Dear Sisters and Brothers in Christ…As I struggled to exhort you to sign up for Adoration of the Most Blessed Sacrament at St. John’s Church in Cromwell, I realized that although I know what it is I did not have the vocabulary to describe it adequately. Consequently, I then realized that perhaps some of you might not have a clear idea of what I meant by Adoration of the Most Blessed Sacrament. Here are some definitions and excerpts from the Catechism that might help inform you and clarify what we mean by Adoration of the Most Blessed Sacrament:
First, what do we mean by the Most Blessed Sacrament? The catechism defines it as “the name given to the Holy Eucharist, especially when consecrated elements received in the tabernacle for adoration, or for the sick.” Excerpts from the catechism say the following:
1330…We speak of the Most Blessed Sacrament because it is the Sacrament of sacraments. The Eucharist species reserved in the tabernacle are designated by this same name.
Other excerpts can be found in paragraphs 1322-1344.
What do we mean by Adoration of the Most Blessed Sacrament? The catechism defines adoration as “the acknowledgement of God as Creator and Savior, the Lord and Master of everything that exists. Through worship and prayer, the Church and individual persons give to God the adoration which is the first act of the virtue of religion. The first commandment of the Law obliges us to adore God.” Excerpts from the catechism say the following about adoration:
2096 Adoration is the first act of the virtue of religion.
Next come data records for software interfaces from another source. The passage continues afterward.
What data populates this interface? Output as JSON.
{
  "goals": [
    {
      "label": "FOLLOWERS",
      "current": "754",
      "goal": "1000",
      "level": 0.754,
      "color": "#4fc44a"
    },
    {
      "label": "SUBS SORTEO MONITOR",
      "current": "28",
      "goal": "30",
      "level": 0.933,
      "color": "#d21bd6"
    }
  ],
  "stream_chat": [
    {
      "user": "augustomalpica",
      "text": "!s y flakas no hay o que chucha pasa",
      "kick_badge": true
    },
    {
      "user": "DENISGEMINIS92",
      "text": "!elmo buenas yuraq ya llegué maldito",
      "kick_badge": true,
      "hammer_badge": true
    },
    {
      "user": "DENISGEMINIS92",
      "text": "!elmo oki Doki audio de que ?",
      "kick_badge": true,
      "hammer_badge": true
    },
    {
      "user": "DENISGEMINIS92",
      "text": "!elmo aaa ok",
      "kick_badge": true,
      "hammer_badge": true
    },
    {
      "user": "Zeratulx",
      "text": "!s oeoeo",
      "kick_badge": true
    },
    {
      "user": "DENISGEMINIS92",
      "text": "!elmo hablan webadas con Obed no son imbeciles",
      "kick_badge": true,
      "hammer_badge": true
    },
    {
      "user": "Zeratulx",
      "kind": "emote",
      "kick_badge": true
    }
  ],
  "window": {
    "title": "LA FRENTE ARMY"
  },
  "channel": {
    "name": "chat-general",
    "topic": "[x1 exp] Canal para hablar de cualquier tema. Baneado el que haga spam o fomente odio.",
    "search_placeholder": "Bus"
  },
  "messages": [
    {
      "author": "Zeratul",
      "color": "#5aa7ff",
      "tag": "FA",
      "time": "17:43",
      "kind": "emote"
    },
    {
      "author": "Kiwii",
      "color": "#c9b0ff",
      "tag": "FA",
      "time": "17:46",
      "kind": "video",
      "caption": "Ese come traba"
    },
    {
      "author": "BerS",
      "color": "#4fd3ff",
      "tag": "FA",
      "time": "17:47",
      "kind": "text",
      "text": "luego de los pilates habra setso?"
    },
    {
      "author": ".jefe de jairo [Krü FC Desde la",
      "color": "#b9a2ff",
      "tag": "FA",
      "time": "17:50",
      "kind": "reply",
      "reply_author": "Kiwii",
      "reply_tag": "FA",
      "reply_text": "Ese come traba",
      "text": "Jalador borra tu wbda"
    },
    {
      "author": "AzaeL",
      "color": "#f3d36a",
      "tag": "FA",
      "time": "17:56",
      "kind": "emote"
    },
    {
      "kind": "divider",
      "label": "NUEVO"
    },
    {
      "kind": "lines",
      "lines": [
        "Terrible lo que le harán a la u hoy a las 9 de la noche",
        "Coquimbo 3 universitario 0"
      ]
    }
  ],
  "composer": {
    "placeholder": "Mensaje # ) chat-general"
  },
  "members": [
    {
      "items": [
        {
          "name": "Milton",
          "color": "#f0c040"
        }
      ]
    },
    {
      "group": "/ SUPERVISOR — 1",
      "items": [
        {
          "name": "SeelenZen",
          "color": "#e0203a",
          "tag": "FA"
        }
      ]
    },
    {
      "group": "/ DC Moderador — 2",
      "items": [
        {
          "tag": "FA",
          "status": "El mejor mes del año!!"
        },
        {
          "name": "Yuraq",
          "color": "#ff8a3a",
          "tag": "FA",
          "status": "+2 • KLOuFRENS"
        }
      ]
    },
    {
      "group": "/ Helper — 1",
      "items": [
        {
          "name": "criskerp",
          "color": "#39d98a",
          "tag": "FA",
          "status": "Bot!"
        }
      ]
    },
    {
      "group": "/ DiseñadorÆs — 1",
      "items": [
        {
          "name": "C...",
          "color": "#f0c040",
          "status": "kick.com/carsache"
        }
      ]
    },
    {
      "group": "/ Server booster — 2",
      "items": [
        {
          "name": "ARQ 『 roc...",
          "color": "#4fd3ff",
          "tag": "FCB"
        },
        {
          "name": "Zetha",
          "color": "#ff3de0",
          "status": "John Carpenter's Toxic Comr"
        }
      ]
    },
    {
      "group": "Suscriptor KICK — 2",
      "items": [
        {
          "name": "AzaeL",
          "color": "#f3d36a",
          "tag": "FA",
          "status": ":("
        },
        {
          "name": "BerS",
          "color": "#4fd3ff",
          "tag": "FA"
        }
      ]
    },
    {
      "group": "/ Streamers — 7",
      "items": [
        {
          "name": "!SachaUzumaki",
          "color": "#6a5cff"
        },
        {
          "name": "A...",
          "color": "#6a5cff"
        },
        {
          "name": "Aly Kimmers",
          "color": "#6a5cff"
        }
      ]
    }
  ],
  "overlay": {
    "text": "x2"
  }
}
To adore God is to acknowledge him as God, as the Creator and Savior, the Lord and Master of everything that exists, as infinite and merciful love. “You shall worship the Lord your God, and him only should you serve,” says Jesus, citing Deuteronomy.13
2628 Adoration is the first attitude of man acknowledging that he is a creature before his Creator. It exalts the greatness of the Lord who made us99 and the almighty power of the Savior who sets us free from evil. Adoration is the homage of the spirit to the “King of Glory,”100 respectful silence in the presence of the “ever greater” God.101 Adoration of the thrice-holy and sovereign God of love blends with humility and gives assurance to our supplications.
On a personal note, I understand that this may come off as an additional obligation, but our broken nature is such that God has to command us and once we surrender in obedience out of humility and trust to the witness of someone else, we find that sitting and kneeling before the Lord present in the Blessed Sacrament is not a trying ordeal, but a true blessing where we find that the Lord is actually ministering to us as we sit in silence before him. Indeed, “who are we that God is so mindful of us” (Ps 8)? Here we find at a much deeper level how truly great and loving our “Daddy God” truly is. Try it. You’ll like it.
Fr. Michael Phillippino